START TASK INPUT

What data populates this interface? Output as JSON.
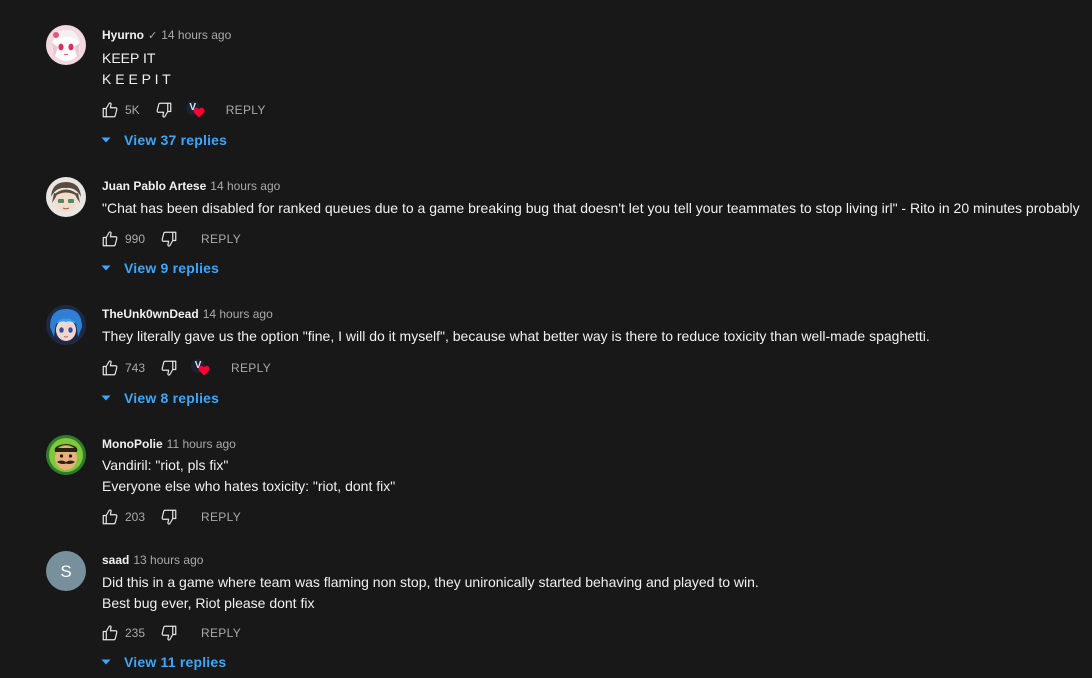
{
  "comments": [
    {
      "author": "Hyurno",
      "verified": true,
      "time": "14 hours ago",
      "lines": [
        "KEEP IT",
        "K E E P I T"
      ],
      "likes": "5K",
      "creator_heart": true,
      "creator_initial": "V",
      "reply_label": "REPLY",
      "view_replies": "View 37 replies",
      "avatar_icon": "anime-girl-avatar"
    },
    {
      "author": "Juan Pablo Artese",
      "verified": false,
      "time": "14 hours ago",
      "lines": [
        "\"Chat has been disabled for ranked queues due to a game breaking bug that doesn't let you tell your teammates to stop living irl\" - Rito in 20 minutes probably"
      ],
      "likes": "990",
      "creator_heart": false,
      "reply_label": "REPLY",
      "view_replies": "View 9 replies",
      "avatar_icon": "anime-boy-avatar"
    },
    {
      "author": "TheUnk0wnDead",
      "verified": false,
      "time": "14 hours ago",
      "lines": [
        "They literally gave us the option \"fine, I will do it myself\", because what better way is there to reduce toxicity than well-made spaghetti."
      ],
      "likes": "743",
      "creator_heart": true,
      "creator_initial": "V",
      "reply_label": "REPLY",
      "view_replies": "View 8 replies",
      "avatar_icon": "blue-hair-avatar"
    },
    {
      "author": "MonoPolie",
      "verified": false,
      "time": "11 hours ago",
      "lines": [
        "Vandiril: \"riot, pls fix\"",
        "Everyone else who hates toxicity: \"riot, dont fix\""
      ],
      "likes": "203",
      "creator_heart": false,
      "reply_label": "REPLY",
      "avatar_icon": "mustache-man-avatar"
    },
    {
      "author": "saad",
      "verified": false,
      "time": "13 hours ago",
      "lines": [
        "Did this in a game where team was flaming non stop, they unironically started behaving and played to win.",
        "Best bug ever, Riot please dont fix"
      ],
      "likes": "235",
      "creator_heart": false,
      "reply_label": "REPLY",
      "view_replies": "View 11 replies",
      "avatar_letter": "S",
      "avatar_icon": "letter-avatar"
    }
  ],
  "colors": {
    "background": "#181818",
    "text": "#f1f1f1",
    "secondary": "#aaaaaa",
    "link": "#3ea6ff",
    "heart": "#ff0033"
  }
}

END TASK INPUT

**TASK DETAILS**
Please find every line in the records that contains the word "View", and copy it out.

**OUTPUT OF THE TASK**
      "view_replies": "View 37 replies",
      "view_replies": "View 9 replies",
      "view_replies": "View 8 replies",
      "view_replies": "View 11 replies",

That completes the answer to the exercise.